- _Task statement_:
Output the records in full, exactly as given.

%%

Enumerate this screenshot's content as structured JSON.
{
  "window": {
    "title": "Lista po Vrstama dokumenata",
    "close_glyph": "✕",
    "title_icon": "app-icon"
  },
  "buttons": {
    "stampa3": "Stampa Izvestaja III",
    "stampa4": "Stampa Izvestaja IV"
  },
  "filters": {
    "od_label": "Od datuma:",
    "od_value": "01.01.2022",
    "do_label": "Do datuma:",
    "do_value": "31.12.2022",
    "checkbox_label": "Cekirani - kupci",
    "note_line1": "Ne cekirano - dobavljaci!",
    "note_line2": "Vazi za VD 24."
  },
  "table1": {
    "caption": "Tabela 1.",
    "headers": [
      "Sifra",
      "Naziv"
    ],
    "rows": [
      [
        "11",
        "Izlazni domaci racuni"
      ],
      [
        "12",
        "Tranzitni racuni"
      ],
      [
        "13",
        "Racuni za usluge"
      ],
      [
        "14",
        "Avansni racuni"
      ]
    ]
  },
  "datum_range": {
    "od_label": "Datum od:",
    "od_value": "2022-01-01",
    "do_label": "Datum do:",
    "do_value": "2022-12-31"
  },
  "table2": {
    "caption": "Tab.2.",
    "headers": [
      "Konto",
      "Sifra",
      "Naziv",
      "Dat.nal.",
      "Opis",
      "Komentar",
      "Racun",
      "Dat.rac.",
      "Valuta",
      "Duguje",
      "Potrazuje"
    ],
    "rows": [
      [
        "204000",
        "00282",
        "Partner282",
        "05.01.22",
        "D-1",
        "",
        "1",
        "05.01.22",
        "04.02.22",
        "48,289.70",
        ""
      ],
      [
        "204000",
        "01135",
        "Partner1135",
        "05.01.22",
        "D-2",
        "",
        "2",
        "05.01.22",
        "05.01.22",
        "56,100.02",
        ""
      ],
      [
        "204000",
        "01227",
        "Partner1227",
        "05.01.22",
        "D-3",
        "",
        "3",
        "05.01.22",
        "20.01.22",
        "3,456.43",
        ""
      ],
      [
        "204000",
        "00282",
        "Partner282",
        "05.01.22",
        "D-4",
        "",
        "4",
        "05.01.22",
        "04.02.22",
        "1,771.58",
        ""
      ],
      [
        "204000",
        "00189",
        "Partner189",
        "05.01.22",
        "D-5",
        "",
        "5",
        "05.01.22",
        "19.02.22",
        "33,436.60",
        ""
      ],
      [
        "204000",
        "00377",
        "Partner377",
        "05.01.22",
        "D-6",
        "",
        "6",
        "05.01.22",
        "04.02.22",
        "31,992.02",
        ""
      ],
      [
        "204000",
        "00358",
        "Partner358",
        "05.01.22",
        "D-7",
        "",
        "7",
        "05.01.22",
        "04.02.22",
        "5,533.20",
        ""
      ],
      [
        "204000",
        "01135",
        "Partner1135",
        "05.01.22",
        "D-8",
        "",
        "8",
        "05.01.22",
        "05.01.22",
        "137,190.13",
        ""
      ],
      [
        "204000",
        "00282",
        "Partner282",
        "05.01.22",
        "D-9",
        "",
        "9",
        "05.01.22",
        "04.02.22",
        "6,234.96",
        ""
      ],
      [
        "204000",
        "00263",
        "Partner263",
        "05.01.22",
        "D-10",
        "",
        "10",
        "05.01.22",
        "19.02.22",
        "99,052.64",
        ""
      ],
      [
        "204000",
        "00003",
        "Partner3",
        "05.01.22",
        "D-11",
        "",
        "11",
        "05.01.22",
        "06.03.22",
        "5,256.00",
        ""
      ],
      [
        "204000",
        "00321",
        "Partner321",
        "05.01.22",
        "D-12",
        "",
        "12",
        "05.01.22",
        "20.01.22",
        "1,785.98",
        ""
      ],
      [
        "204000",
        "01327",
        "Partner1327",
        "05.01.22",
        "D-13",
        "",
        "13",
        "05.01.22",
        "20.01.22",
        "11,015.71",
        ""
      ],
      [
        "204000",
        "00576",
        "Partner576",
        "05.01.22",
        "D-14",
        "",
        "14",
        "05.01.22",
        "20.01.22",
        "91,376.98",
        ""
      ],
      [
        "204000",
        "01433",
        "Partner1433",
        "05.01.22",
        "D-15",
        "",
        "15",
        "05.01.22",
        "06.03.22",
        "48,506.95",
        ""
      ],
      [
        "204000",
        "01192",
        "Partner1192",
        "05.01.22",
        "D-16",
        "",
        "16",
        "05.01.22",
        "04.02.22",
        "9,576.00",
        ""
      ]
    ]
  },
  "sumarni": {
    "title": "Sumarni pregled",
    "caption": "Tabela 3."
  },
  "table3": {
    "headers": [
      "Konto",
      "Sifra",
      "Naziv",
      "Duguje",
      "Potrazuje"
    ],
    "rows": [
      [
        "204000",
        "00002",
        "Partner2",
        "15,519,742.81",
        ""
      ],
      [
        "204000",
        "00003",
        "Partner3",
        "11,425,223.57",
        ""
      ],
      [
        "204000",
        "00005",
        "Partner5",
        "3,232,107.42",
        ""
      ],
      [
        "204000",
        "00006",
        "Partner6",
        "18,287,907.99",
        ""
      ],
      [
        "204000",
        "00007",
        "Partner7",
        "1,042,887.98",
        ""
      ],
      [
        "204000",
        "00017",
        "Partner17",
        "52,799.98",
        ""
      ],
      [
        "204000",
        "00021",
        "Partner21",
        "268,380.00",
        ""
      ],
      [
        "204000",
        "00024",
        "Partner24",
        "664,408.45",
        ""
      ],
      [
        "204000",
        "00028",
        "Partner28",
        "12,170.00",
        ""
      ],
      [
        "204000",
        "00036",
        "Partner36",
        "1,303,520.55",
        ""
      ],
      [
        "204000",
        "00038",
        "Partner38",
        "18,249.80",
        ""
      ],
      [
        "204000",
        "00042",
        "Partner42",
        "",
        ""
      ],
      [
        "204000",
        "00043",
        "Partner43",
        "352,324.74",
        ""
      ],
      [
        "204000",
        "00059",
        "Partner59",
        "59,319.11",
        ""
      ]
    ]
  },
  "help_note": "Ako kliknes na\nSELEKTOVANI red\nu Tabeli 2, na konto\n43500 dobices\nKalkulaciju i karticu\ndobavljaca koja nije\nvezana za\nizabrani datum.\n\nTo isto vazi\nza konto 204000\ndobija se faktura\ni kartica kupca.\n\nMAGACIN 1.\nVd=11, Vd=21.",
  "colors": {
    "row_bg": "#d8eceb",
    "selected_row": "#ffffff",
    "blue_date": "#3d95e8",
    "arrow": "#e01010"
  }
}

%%

- _Output for this exercise_:
Enumerate this screenshot's content as structured JSON.
{
  "window": {
    "title": "Lista po Vrstama dokumenata",
    "close_glyph": "✕",
    "title_icon": "app-icon"
  },
  "buttons": {
    "stampa3": "Stampa Izvestaja III",
    "stampa4": "Stampa Izvestaja IV"
  },
  "filters": {
    "od_label": "Od datuma:",
    "od_value": "01.01.2022",
    "do_label": "Do datuma:",
    "do_value": "31.12.2022",
    "checkbox_label": "Cekirani - kupci",
    "note_line1": "Ne cekirano - dobavljaci!",
    "note_line2": "Vazi za VD 24."
  },
  "table1": {
    "caption": "Tabela 1.",
    "headers": [
      "Sifra",
      "Naziv"
    ],
    "rows": [
      [
        "11",
        "Izlazni domaci racuni"
      ],
      [
        "12",
        "Tranzitni racuni"
      ],
      [
        "13",
        "Racuni za usluge"
      ],
      [
        "14",
        "Avansni racuni"
      ]
    ]
  },
  "datum_range": {
    "od_label": "Datum od:",
    "od_value": "2022-01-01",
    "do_label": "Datum do:",
    "do_value": "2022-12-31"
  },
  "table2": {
    "caption": "Tab.2.",
    "headers": [
      "Konto",
      "Sifra",
      "Naziv",
      "Dat.nal.",
      "Opis",
      "Komentar",
      "Racun",
      "Dat.rac.",
      "Valuta",
      "Duguje",
      "Potrazuje"
    ],
    "rows": [
      [
        "204000",
        "00282",
        "Partner282",
        "05.01.22",
        "D-1",
        "",
        "1",
        "05.01.22",
        "04.02.22",
        "48,289.70",
        ""
      ],
      [
        "204000",
        "01135",
        "Partner1135",
        "05.01.22",
        "D-2",
        "",
        "2",
        "05.01.22",
        "05.01.22",
        "56,100.02",
        ""
      ],
      [
        "204000",
        "01227",
        "Partner1227",
        "05.01.22",
        "D-3",
        "",
        "3",
        "05.01.22",
        "20.01.22",
        "3,456.43",
        ""
      ],
      [
        "204000",
        "00282",
        "Partner282",
        "05.01.22",
        "D-4",
        "",
        "4",
        "05.01.22",
        "04.02.22",
        "1,771.58",
        ""
      ],
      [
        "204000",
        "00189",
        "Partner189",
        "05.01.22",
        "D-5",
        "",
        "5",
        "05.01.22",
        "19.02.22",
        "33,436.60",
        ""
      ],
      [
        "204000",
        "00377",
        "Partner377",
        "05.01.22",
        "D-6",
        "",
        "6",
        "05.01.22",
        "04.02.22",
        "31,992.02",
        ""
      ],
      [
        "204000",
        "00358",
        "Partner358",
        "05.01.22",
        "D-7",
        "",
        "7",
        "05.01.22",
        "04.02.22",
        "5,533.20",
        ""
      ],
      [
        "204000",
        "01135",
        "Partner1135",
        "05.01.22",
        "D-8",
        "",
        "8",
        "05.01.22",
        "05.01.22",
        "137,190.13",
        ""
      ],
      [
        "204000",
        "00282",
        "Partner282",
        "05.01.22",
        "D-9",
        "",
        "9",
        "05.01.22",
        "04.02.22",
        "6,234.96",
        ""
      ],
      [
        "204000",
        "00263",
        "Partner263",
        "05.01.22",
        "D-10",
        "",
        "10",
        "05.01.22",
        "19.02.22",
        "99,052.64",
        ""
      ],
      [
        "204000",
        "00003",
        "Partner3",
        "05.01.22",
        "D-11",
        "",
        "11",
        "05.01.22",
        "06.03.22",
        "5,256.00",
        ""
      ],
      [
        "204000",
        "00321",
        "Partner321",
        "05.01.22",
        "D-12",
        "",
        "12",
        "05.01.22",
        "20.01.22",
        "1,785.98",
        ""
      ],
      [
        "204000",
        "01327",
        "Partner1327",
        "05.01.22",
        "D-13",
        "",
        "13",
        "05.01.22",
        "20.01.22",
        "11,015.71",
        ""
      ],
      [
        "204000",
        "00576",
        "Partner576",
        "05.01.22",
        "D-14",
        "",
        "14",
        "05.01.22",
        "20.01.22",
        "91,376.98",
        ""
      ],
      [
        "204000",
        "01433",
        "Partner1433",
        "05.01.22",
        "D-15",
        "",
        "15",
        "05.01.22",
        "06.03.22",
        "48,506.95",
        ""
      ],
      [
        "204000",
        "01192",
        "Partner1192",
        "05.01.22",
        "D-16",
        "",
        "16",
        "05.01.22",
        "04.02.22",
        "9,576.00",
        ""
      ]
    ]
  },
  "sumarni": {
    "title": "Sumarni pregled",
    "caption": "Tabela 3."
  },
  "table3": {
    "headers": [
      "Konto",
      "Sifra",
      "Naziv",
      "Duguje",
      "Potrazuje"
    ],
    "rows": [
      [
        "204000",
        "00002",
        "Partner2",
        "15,519,742.81",
        ""
      ],
      [
        "204000",
        "00003",
        "Partner3",
        "11,425,223.57",
        ""
      ],
      [
        "204000",
        "00005",
        "Partner5",
        "3,232,107.42",
        ""
      ],
      [
        "204000",
        "00006",
        "Partner6",
        "18,287,907.99",
        ""
      ],
      [
        "204000",
        "00007",
        "Partner7",
        "1,042,887.98",
        ""
      ],
      [
        "204000",
        "00017",
        "Partner17",
        "52,799.98",
        ""
      ],
      [
        "204000",
        "00021",
        "Partner21",
        "268,380.00",
        ""
      ],
      [
        "204000",
        "00024",
        "Partner24",
        "664,408.45",
        ""
      ],
      [
        "204000",
        "00028",
        "Partner28",
        "12,170.00",
        ""
      ],
      [
        "204000",
        "00036",
        "Partner36",
        "1,303,520.55",
        ""
      ],
      [
        "204000",
        "00038",
        "Partner38",
        "18,249.80",
        ""
      ],
      [
        "204000",
        "00042",
        "Partner42",
        "",
        ""
      ],
      [
        "204000",
        "00043",
        "Partner43",
        "352,324.74",
        ""
      ],
      [
        "204000",
        "00059",
        "Partner59",
        "59,319.11",
        ""
      ]
    ]
  },
  "help_note": "Ako kliknes na\nSELEKTOVANI red\nu Tabeli 2, na konto\n43500 dobices\nKalkulaciju i karticu\ndobavljaca koja nije\nvezana za\nizabrani datum.\n\nTo isto vazi\nza konto 204000\ndobija se faktura\ni kartica kupca.\n\nMAGACIN 1.\nVd=11, Vd=21.",
  "colors": {
    "row_bg": "#d8eceb",
    "selected_row": "#ffffff",
    "blue_date": "#3d95e8",
    "arrow": "#e01010"
  }
}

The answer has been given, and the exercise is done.